If your job doesn’t involve physical labor, you can wait until you’re comfortable letting them know. Just make sure you give your employer a reasonable amount of time to prepare for your time away.
You will most likely want to tell your direct manager first so you two can plan together how to tell others you work with. It’s completely fine to ask your manager to keep this information confidential until you’re ready to tell others.
If you don’t want to inform your immediate superior right away, feel free to meet with your company’s human resources department to discuss your options. Be prepared to discuss their concerns about how your pregnancy will affect your job.
Being professional and prepared will help reassure your workplace of your commitment to making this a smooth transition.
In the end, the choice over when to share your pregnancy is entirely up to you. You can tell friends and family right away, or wait until you know more about the health of you and your baby.
To help make your decision, you may want to ask yourself these questions:
- Do I have a high-risk pregnancy or other factors that increase my miscarriage risk?
- Will telling everyone make me feel more comfortable, or less comfortable?
- Do I have certain work or lifestyle factors that make telling sooner important?
- Do I want a large network of support if something happens?
The beginning of pregnancy can be both exciting and frightening. Try to relax and enjoy the journey.
A lot of women choose to announce their pregnancy at the end of the first trimester because the risk of miscarriage is greatly reduced and their pregnancy “bump” may no longer be easy to hide. Of course, announcing at the 12-week mark isn’t required and the choice is entirely up to you.
Whether or not you tell the whole world right away, make sure to tell your doctor if you’re pregnant or trying to get pregnant.
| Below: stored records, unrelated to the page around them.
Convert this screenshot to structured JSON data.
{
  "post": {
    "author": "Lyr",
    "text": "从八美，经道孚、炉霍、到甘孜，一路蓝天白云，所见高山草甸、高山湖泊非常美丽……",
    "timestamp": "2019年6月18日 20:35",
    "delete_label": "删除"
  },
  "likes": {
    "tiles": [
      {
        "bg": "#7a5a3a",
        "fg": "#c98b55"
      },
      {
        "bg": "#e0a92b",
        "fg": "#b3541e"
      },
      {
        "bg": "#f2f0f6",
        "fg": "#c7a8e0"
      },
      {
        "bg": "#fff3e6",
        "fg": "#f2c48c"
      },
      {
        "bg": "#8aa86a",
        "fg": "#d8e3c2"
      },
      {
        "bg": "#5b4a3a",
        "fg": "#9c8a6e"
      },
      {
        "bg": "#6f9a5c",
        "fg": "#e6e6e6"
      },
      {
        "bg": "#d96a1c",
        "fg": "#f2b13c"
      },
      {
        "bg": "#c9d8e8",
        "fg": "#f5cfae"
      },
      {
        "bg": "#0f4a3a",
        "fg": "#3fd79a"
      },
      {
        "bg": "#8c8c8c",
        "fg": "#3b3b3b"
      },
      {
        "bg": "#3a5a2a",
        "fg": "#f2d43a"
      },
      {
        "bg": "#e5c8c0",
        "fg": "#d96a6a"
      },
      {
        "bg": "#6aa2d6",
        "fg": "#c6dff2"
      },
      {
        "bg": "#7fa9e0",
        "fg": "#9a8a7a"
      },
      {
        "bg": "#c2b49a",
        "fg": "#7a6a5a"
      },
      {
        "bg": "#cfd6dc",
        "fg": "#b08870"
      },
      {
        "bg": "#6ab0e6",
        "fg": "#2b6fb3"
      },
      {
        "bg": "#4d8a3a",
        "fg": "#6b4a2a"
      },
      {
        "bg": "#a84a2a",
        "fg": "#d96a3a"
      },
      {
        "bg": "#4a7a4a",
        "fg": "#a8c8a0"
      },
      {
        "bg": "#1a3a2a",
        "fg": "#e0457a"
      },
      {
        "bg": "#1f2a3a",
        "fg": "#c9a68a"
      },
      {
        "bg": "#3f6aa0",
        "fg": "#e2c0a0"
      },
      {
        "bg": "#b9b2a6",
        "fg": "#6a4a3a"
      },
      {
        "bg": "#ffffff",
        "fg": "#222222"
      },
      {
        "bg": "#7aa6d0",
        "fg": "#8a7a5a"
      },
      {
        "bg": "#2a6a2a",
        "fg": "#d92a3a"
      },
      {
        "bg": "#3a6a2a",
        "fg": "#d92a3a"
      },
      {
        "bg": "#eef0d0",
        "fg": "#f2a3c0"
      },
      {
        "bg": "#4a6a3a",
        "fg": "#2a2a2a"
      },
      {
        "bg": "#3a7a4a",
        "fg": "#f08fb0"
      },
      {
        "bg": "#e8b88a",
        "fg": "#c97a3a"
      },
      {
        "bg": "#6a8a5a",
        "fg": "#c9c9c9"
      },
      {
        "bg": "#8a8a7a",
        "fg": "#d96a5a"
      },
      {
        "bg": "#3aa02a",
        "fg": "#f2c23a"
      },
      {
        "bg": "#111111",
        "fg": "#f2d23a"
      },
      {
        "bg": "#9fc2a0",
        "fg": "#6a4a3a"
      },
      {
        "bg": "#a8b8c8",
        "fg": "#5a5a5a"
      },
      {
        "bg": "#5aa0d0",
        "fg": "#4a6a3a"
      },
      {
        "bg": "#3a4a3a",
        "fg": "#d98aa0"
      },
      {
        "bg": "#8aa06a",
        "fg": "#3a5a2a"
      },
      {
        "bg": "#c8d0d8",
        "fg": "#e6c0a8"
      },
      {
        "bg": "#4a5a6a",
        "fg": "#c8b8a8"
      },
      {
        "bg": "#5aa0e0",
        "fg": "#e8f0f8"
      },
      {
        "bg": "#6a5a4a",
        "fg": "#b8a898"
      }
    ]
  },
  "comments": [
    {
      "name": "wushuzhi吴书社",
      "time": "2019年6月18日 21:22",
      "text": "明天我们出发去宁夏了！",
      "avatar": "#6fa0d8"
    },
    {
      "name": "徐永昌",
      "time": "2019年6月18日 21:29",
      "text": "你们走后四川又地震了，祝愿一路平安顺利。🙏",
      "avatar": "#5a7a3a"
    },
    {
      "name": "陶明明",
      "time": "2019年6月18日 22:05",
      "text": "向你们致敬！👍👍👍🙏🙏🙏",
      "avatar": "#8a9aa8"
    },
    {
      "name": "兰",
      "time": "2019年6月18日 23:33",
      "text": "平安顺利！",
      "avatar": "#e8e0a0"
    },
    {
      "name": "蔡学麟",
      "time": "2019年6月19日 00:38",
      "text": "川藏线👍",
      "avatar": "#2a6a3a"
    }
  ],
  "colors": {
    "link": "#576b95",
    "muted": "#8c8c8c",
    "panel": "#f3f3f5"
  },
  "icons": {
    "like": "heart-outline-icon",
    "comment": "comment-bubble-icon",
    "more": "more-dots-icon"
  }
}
Schedule a prenatal appointment, take your vitamins, and keep up with good eating and exercise habits.
Try to take care of yourself and your baby-to-be. No matter when you share the news, it’ll surely be reason to celebrate.